An identical copy of every entry below is the required output.
─── Given records
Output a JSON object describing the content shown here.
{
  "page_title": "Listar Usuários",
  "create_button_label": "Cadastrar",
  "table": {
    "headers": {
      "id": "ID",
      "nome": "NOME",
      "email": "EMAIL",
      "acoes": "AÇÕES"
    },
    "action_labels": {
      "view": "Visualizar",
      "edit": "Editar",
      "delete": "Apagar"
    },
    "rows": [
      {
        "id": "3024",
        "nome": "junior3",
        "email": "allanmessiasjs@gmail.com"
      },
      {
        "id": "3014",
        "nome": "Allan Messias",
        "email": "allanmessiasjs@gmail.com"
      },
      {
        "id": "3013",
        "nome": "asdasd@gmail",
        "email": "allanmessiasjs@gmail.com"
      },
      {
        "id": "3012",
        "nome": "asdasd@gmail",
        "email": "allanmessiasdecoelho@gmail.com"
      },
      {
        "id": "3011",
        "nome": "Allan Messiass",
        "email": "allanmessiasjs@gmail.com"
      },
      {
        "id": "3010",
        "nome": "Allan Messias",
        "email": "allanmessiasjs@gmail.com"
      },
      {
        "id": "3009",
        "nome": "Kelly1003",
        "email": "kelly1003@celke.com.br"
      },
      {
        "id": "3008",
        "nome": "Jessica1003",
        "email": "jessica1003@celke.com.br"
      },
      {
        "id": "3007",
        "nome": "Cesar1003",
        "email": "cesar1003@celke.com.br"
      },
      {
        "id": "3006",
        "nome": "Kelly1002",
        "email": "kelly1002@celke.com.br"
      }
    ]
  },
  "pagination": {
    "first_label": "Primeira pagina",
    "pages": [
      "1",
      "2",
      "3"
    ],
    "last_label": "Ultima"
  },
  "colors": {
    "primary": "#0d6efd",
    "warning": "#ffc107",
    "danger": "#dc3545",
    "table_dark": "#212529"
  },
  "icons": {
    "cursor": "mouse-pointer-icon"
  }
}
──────
**Output:**
Output a JSON object describing the content shown here.
{
  "page_title": "Listar Usuários",
  "create_button_label": "Cadastrar",
  "table": {
    "headers": {
      "id": "ID",
      "nome": "NOME",
      "email": "EMAIL",
      "acoes": "AÇÕES"
    },
    "action_labels": {
      "view": "Visualizar",
      "edit": "Editar",
      "delete": "Apagar"
    },
    "rows": [
      {
        "id": "3024",
        "nome": "junior3",
        "email": "allanmessiasjs@gmail.com"
      },
      {
        "id": "3014",
        "nome": "Allan Messias",
        "email": "allanmessiasjs@gmail.com"
      },
      {
        "id": "3013",
        "nome": "asdasd@gmail",
        "email": "allanmessiasjs@gmail.com"
      },
      {
        "id": "3012",
        "nome": "asdasd@gmail",
        "email": "allanmessiasdecoelho@gmail.com"
      },
      {
        "id": "3011",
        "nome": "Allan Messiass",
        "email": "allanmessiasjs@gmail.com"
      },
      {
        "id": "3010",
        "nome": "Allan Messias",
        "email": "allanmessiasjs@gmail.com"
      },
      {
        "id": "3009",
        "nome": "Kelly1003",
        "email": "kelly1003@celke.com.br"
      },
      {
        "id": "3008",
        "nome": "Jessica1003",
        "email": "jessica1003@celke.com.br"
      },
      {
        "id": "3007",
        "nome": "Cesar1003",
        "email": "cesar1003@celke.com.br"
      },
      {
        "id": "3006",
        "nome": "Kelly1002",
        "email": "kelly1002@celke.com.br"
      }
    ]
  },
  "pagination": {
    "first_label": "Primeira pagina",
    "pages": [
      "1",
      "2",
      "3"
    ],
    "last_label": "Ultima"
  },
  "colors": {
    "primary": "#0d6efd",
    "warning": "#ffc107",
    "danger": "#dc3545",
    "table_dark": "#212529"
  },
  "icons": {
    "cursor": "mouse-pointer-icon"
  }
}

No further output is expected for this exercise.